- Exercise goal
Go through the lines below and repeat each one exactly, skipping pictures.

▬▬▬▬▬▬

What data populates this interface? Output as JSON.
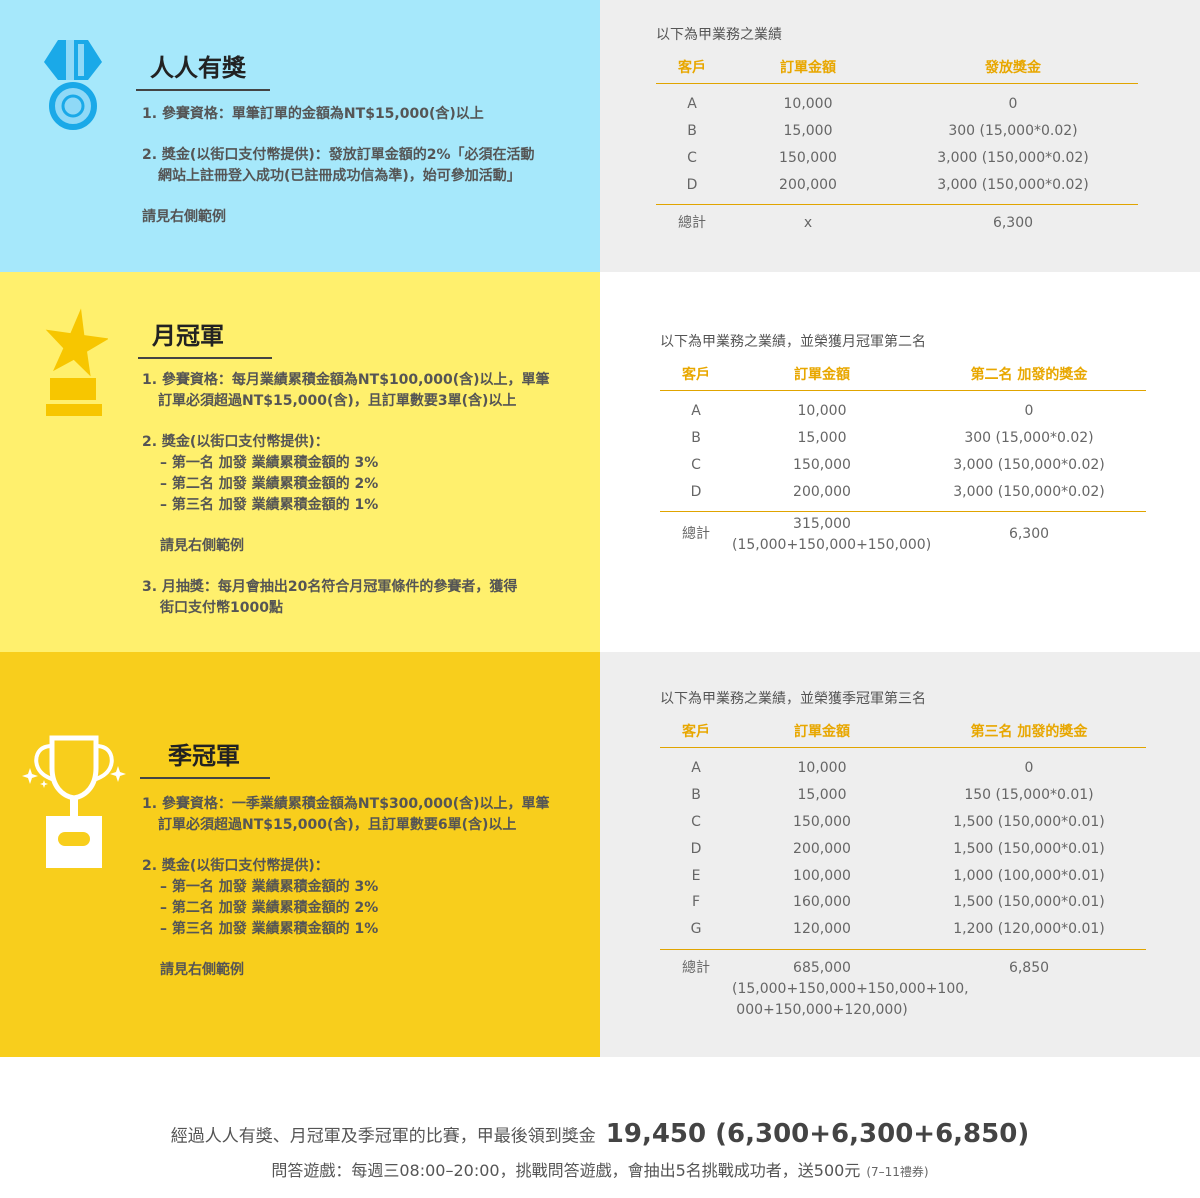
{
  "section1": {
    "title": "人人有獎",
    "rule1": "1. 參賽資格：單筆訂單的金額為NT$15,000(含)以上",
    "rule2_line1": "2. 獎金(以街口支付幣提供)：發放訂單金額的2%「必須在活動",
    "rule2_line2": "網站上註冊登入成功(已註冊成功信為準)，始可參加活動」",
    "see_example": "請見右側範例",
    "table": {
      "caption": "以下為甲業務之業績",
      "headers": [
        "客戶",
        "訂單金額",
        "發放獎金"
      ],
      "rows": [
        [
          "A",
          "10,000",
          "0"
        ],
        [
          "B",
          "15,000",
          "300 (15,000*0.02)"
        ],
        [
          "C",
          "150,000",
          "3,000 (150,000*0.02)"
        ],
        [
          "D",
          "200,000",
          "3,000 (150,000*0.02)"
        ]
      ],
      "total_label": "總計",
      "total_amount": "x",
      "total_bonus": "6,300"
    }
  },
  "section2": {
    "title": "月冠軍",
    "rule1_line1": "1. 參賽資格：每月業績累積金額為NT$100,000(含)以上，單筆",
    "rule1_line2": "訂單必須超過NT$15,000(含)，且訂單數要3單(含)以上",
    "rule2_head": "2. 獎金(以街口支付幣提供)：",
    "rule2_items": [
      "– 第一名 加發 業績累積金額的 3%",
      "– 第二名 加發 業績累積金額的 2%",
      "– 第三名 加發 業績累積金額的 1%"
    ],
    "see_example": "請見右側範例",
    "rule3_line1": "3. 月抽獎：每月會抽出20名符合月冠軍條件的參賽者，獲得",
    "rule3_line2": "街口支付幣1000點",
    "table": {
      "caption": "以下為甲業務之業績，並榮獲月冠軍第二名",
      "headers": [
        "客戶",
        "訂單金額",
        "第二名 加發的獎金"
      ],
      "rows": [
        [
          "A",
          "10,000",
          "0"
        ],
        [
          "B",
          "15,000",
          "300 (15,000*0.02)"
        ],
        [
          "C",
          "150,000",
          "3,000 (150,000*0.02)"
        ],
        [
          "D",
          "200,000",
          "3,000 (150,000*0.02)"
        ]
      ],
      "total_label": "總計",
      "total_amount_line1": "315,000",
      "total_amount_line2": "(15,000+150,000+150,000)",
      "total_bonus": "6,300"
    }
  },
  "section3": {
    "title": "季冠軍",
    "rule1_line1": "1. 參賽資格：一季業績累積金額為NT$300,000(含)以上，單筆",
    "rule1_line2": "訂單必須超過NT$15,000(含)，且訂單數要6單(含)以上",
    "rule2_head": "2. 獎金(以街口支付幣提供)：",
    "rule2_items": [
      "– 第一名 加發 業績累積金額的 3%",
      "– 第二名 加發 業績累積金額的 2%",
      "– 第三名 加發 業績累積金額的 1%"
    ],
    "see_example": "請見右側範例",
    "table": {
      "caption": "以下為甲業務之業績，並榮獲季冠軍第三名",
      "headers": [
        "客戶",
        "訂單金額",
        "第三名 加發的獎金"
      ],
      "rows": [
        [
          "A",
          "10,000",
          "0"
        ],
        [
          "B",
          "15,000",
          "150 (15,000*0.01)"
        ],
        [
          "C",
          "150,000",
          "1,500 (150,000*0.01)"
        ],
        [
          "D",
          "200,000",
          "1,500 (150,000*0.01)"
        ],
        [
          "E",
          "100,000",
          "1,000 (100,000*0.01)"
        ],
        [
          "F",
          "160,000",
          "1,500 (150,000*0.01)"
        ],
        [
          "G",
          "120,000",
          "1,200 (120,000*0.01)"
        ]
      ],
      "total_label": "總計",
      "total_amount_line1": "685,000",
      "total_amount_line2": "(15,000+150,000+150,000+100,",
      "total_amount_line3": "000+150,000+120,000)",
      "total_bonus": "6,850"
    }
  },
  "footer": {
    "summary_text": "經過人人有獎、月冠軍及季冠軍的比賽，甲最後領到獎金",
    "summary_amount": "19,450 (6,300+6,300+6,850)",
    "quiz_text": "問答遊戲：每週三08:00–20:00，挑戰問答遊戲，會抽出5名挑戰成功者，送500元",
    "quiz_note": "(7–11禮券)"
  },
  "icons": {
    "section1": "medal-icon",
    "section2": "star-trophy-icon",
    "section3": "cup-trophy-icon"
  },
  "colors": {
    "band1_left": "#a6e8fb",
    "band2_left": "#fff06d",
    "band3_left": "#f8ce1c",
    "right_gray": "#eeeeee",
    "table_accent": "#e8a700",
    "medal_blue": "#1aa9e8",
    "star_yellow": "#f7c600"
  }
}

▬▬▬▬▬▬

- Response
What data populates this interface? Output as JSON.
{
  "section1": {
    "title": "人人有獎",
    "rule1": "1. 參賽資格：單筆訂單的金額為NT$15,000(含)以上",
    "rule2_line1": "2. 獎金(以街口支付幣提供)：發放訂單金額的2%「必須在活動",
    "rule2_line2": "網站上註冊登入成功(已註冊成功信為準)，始可參加活動」",
    "see_example": "請見右側範例",
    "table": {
      "caption": "以下為甲業務之業績",
      "headers": [
        "客戶",
        "訂單金額",
        "發放獎金"
      ],
      "rows": [
        [
          "A",
          "10,000",
          "0"
        ],
        [
          "B",
          "15,000",
          "300 (15,000*0.02)"
        ],
        [
          "C",
          "150,000",
          "3,000 (150,000*0.02)"
        ],
        [
          "D",
          "200,000",
          "3,000 (150,000*0.02)"
        ]
      ],
      "total_label": "總計",
      "total_amount": "x",
      "total_bonus": "6,300"
    }
  },
  "section2": {
    "title": "月冠軍",
    "rule1_line1": "1. 參賽資格：每月業績累積金額為NT$100,000(含)以上，單筆",
    "rule1_line2": "訂單必須超過NT$15,000(含)，且訂單數要3單(含)以上",
    "rule2_head": "2. 獎金(以街口支付幣提供)：",
    "rule2_items": [
      "– 第一名 加發 業績累積金額的 3%",
      "– 第二名 加發 業績累積金額的 2%",
      "– 第三名 加發 業績累積金額的 1%"
    ],
    "see_example": "請見右側範例",
    "rule3_line1": "3. 月抽獎：每月會抽出20名符合月冠軍條件的參賽者，獲得",
    "rule3_line2": "街口支付幣1000點",
    "table": {
      "caption": "以下為甲業務之業績，並榮獲月冠軍第二名",
      "headers": [
        "客戶",
        "訂單金額",
        "第二名 加發的獎金"
      ],
      "rows": [
        [
          "A",
          "10,000",
          "0"
        ],
        [
          "B",
          "15,000",
          "300 (15,000*0.02)"
        ],
        [
          "C",
          "150,000",
          "3,000 (150,000*0.02)"
        ],
        [
          "D",
          "200,000",
          "3,000 (150,000*0.02)"
        ]
      ],
      "total_label": "總計",
      "total_amount_line1": "315,000",
      "total_amount_line2": "(15,000+150,000+150,000)",
      "total_bonus": "6,300"
    }
  },
  "section3": {
    "title": "季冠軍",
    "rule1_line1": "1. 參賽資格：一季業績累積金額為NT$300,000(含)以上，單筆",
    "rule1_line2": "訂單必須超過NT$15,000(含)，且訂單數要6單(含)以上",
    "rule2_head": "2. 獎金(以街口支付幣提供)：",
    "rule2_items": [
      "– 第一名 加發 業績累積金額的 3%",
      "– 第二名 加發 業績累積金額的 2%",
      "– 第三名 加發 業績累積金額的 1%"
    ],
    "see_example": "請見右側範例",
    "table": {
      "caption": "以下為甲業務之業績，並榮獲季冠軍第三名",
      "headers": [
        "客戶",
        "訂單金額",
        "第三名 加發的獎金"
      ],
      "rows": [
        [
          "A",
          "10,000",
          "0"
        ],
        [
          "B",
          "15,000",
          "150 (15,000*0.01)"
        ],
        [
          "C",
          "150,000",
          "1,500 (150,000*0.01)"
        ],
        [
          "D",
          "200,000",
          "1,500 (150,000*0.01)"
        ],
        [
          "E",
          "100,000",
          "1,000 (100,000*0.01)"
        ],
        [
          "F",
          "160,000",
          "1,500 (150,000*0.01)"
        ],
        [
          "G",
          "120,000",
          "1,200 (120,000*0.01)"
        ]
      ],
      "total_label": "總計",
      "total_amount_line1": "685,000",
      "total_amount_line2": "(15,000+150,000+150,000+100,",
      "total_amount_line3": "000+150,000+120,000)",
      "total_bonus": "6,850"
    }
  },
  "footer": {
    "summary_text": "經過人人有獎、月冠軍及季冠軍的比賽，甲最後領到獎金",
    "summary_amount": "19,450 (6,300+6,300+6,850)",
    "quiz_text": "問答遊戲：每週三08:00–20:00，挑戰問答遊戲，會抽出5名挑戰成功者，送500元",
    "quiz_note": "(7–11禮券)"
  },
  "icons": {
    "section1": "medal-icon",
    "section2": "star-trophy-icon",
    "section3": "cup-trophy-icon"
  },
  "colors": {
    "band1_left": "#a6e8fb",
    "band2_left": "#fff06d",
    "band3_left": "#f8ce1c",
    "right_gray": "#eeeeee",
    "table_accent": "#e8a700",
    "medal_blue": "#1aa9e8",
    "star_yellow": "#f7c600"
  }
}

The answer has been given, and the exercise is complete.